ACTIVITY ->
Look through the listing below, find every line with the string "Rules", and copy it.
+ + +
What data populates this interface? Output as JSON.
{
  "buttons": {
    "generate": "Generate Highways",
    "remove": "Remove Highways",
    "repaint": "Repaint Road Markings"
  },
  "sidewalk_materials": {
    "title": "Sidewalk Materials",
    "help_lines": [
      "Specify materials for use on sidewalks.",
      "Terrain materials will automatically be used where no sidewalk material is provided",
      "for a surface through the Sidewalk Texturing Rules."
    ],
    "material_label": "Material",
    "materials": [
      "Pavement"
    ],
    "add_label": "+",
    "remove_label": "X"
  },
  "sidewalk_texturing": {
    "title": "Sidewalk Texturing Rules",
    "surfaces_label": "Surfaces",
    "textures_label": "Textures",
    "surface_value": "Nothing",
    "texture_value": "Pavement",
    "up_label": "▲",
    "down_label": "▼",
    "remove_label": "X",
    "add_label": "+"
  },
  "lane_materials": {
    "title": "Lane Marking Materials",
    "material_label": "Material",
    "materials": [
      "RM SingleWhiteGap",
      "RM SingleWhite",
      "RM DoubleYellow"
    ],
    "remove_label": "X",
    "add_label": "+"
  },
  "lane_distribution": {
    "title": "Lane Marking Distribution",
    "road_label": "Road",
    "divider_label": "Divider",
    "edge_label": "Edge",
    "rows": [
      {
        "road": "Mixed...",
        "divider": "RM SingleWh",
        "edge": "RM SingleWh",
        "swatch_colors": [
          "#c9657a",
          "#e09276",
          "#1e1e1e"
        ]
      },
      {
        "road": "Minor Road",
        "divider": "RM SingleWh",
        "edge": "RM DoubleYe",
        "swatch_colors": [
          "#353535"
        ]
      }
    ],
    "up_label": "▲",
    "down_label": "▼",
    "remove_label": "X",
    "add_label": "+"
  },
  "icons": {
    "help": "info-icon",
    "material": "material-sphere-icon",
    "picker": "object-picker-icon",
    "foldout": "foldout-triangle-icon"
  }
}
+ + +
RESULT FOR THIS TASK ->
      "for a surface through the Sidewalk Texturing Rules."
    "title": "Sidewalk Texturing Rules",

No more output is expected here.